** DATASET CONTENT **
● ● ● ● ●

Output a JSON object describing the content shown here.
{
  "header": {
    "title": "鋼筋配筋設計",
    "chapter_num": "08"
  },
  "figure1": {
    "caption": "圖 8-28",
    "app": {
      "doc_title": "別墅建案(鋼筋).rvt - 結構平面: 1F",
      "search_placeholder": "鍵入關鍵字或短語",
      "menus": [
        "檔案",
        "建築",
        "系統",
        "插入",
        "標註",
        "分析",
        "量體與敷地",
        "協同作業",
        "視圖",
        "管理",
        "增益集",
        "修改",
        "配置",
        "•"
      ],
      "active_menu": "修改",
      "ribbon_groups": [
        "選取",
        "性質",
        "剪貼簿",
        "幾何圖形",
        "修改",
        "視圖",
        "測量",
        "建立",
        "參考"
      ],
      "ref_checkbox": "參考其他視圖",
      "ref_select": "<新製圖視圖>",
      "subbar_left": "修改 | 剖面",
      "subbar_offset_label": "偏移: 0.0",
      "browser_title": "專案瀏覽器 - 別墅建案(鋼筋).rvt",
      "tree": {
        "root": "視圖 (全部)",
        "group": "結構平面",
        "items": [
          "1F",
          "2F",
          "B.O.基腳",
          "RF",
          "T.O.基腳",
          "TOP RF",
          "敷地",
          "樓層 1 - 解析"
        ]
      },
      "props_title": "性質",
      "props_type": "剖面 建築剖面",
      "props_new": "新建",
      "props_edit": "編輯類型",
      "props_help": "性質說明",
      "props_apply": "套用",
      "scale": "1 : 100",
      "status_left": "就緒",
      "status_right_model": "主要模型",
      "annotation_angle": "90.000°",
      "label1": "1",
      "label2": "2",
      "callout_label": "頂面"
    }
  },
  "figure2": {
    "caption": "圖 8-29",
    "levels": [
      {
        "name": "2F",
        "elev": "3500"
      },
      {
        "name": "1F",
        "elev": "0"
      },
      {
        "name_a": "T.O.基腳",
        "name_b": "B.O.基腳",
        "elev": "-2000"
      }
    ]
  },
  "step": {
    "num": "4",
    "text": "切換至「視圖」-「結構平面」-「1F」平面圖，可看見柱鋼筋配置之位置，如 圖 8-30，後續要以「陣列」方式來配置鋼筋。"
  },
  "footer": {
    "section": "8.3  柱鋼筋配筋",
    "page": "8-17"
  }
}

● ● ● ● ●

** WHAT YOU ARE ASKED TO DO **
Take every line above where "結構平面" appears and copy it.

** SOLUTION FOR THIS EXERCISE **
      "doc_title": "別墅建案(鋼筋).rvt - 結構平面: 1F",
        "group": "結構平面",
    "text": "切換至「視圖」-「結構平面」-「1F」平面圖，可看見柱鋼筋配置之位置，如 圖 8-30，後續要以「陣列」方式來配置鋼筋。"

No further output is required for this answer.